Fictional, but not imaginary
A proto persona is a fictional character that represents a user group or target audience for a product or service. It is typically used as a tool in user-centered design to help designers understand and empathize with the needs, goals, and behaviors of the people they are designing for. Proto-persona examples are usually based on market research and user data, and they are typically detailed enough to feel like real people, but they are not meant to be actual representations of specific individuals. Proto personas are often used to help designers make design decisions and to guide the development process. They can also be useful for helping stakeholders understand the target audience and for aligning design efforts with business goals. They are not as detailed or refined as final personas, but they serve as a starting point for further research and development. Let’s try to have a look at some examples, that could suit well the DoDonut services!

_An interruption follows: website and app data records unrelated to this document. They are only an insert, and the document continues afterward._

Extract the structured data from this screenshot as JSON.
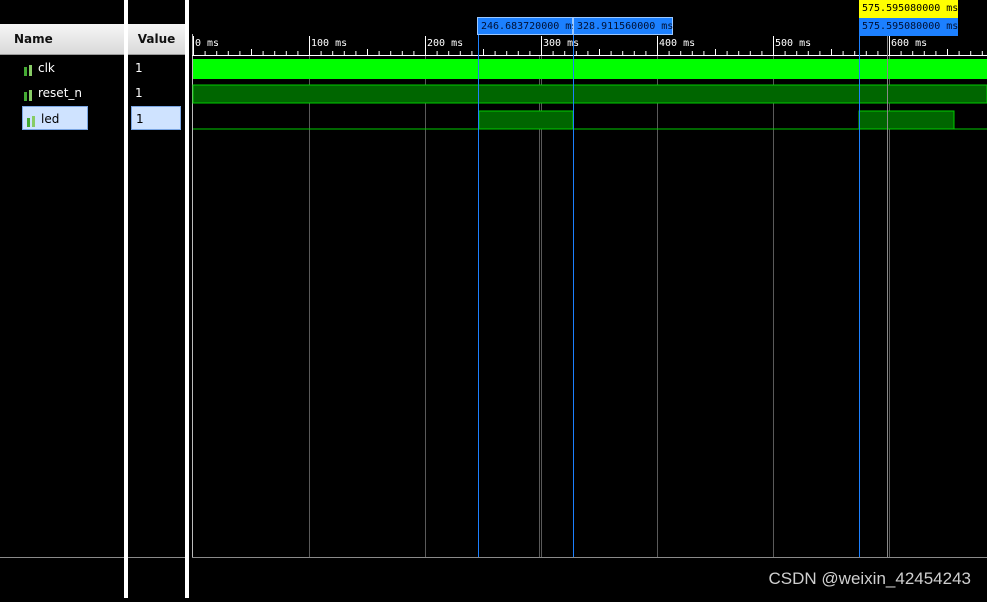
{
  "columns": {
    "name": "Name",
    "value": "Value"
  },
  "signals": [
    {
      "name": "clk",
      "value": "1",
      "selected": false
    },
    {
      "name": "reset_n",
      "value": "1",
      "selected": false
    },
    {
      "name": "led",
      "value": "1",
      "selected": true
    }
  ],
  "ruler": {
    "unit": "ms",
    "ticks": [
      "0 ms",
      "100 ms",
      "200 ms",
      "300 ms",
      "400 ms",
      "500 ms",
      "600 ms"
    ]
  },
  "cursors": {
    "c1": "246.683720000 ms",
    "c2": "328.911560000 ms",
    "main_top": "575.595080000 ms",
    "main_bottom": "575.595080000 ms"
  },
  "colors": {
    "clk": "#00ff00",
    "bus": "#006600",
    "line": "#00cc00",
    "cursor_blue": "#1c80ff",
    "cursor_yellow": "#ffff00",
    "grid": "#555555"
  },
  "watermark": "CSDN @weixin_42454243"
}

So let’s stick to design and the web. Web design proto-persona example is the sentence of the day!
“Laura is a small business owner in her mid-30s. She has a background in marketing and is comfortable with technology, but she doesn’t have a lot of experience with web design. She is looking to create a new website for her business, and she needs it to be professional, user-friendly, and easy to update.
She is willing to invest in a quality design, but she doesn’t have a lot of time or resources to devote to the project. Laura is looking for a web design team (just like DoDonut) that can provide a cost-effective solution that meets her needs.”
This proto-persona example can help a web design team understand the needs and goals of a potential client like Laura, and design a website that meets her requirements. It can also help the team identify any potential challenges or constraints that Laura might face, and find ways to address them. You can build such personas for different features (not just the overall product or service), and find obstacles that have to be tackled on the way by doing this and implementing it into your roadmap you can easily save time, development, and therefore cost! It is absolutely paramount tho, to actually observe the proto-persona and the gathered feedback, and of course to act upon the data!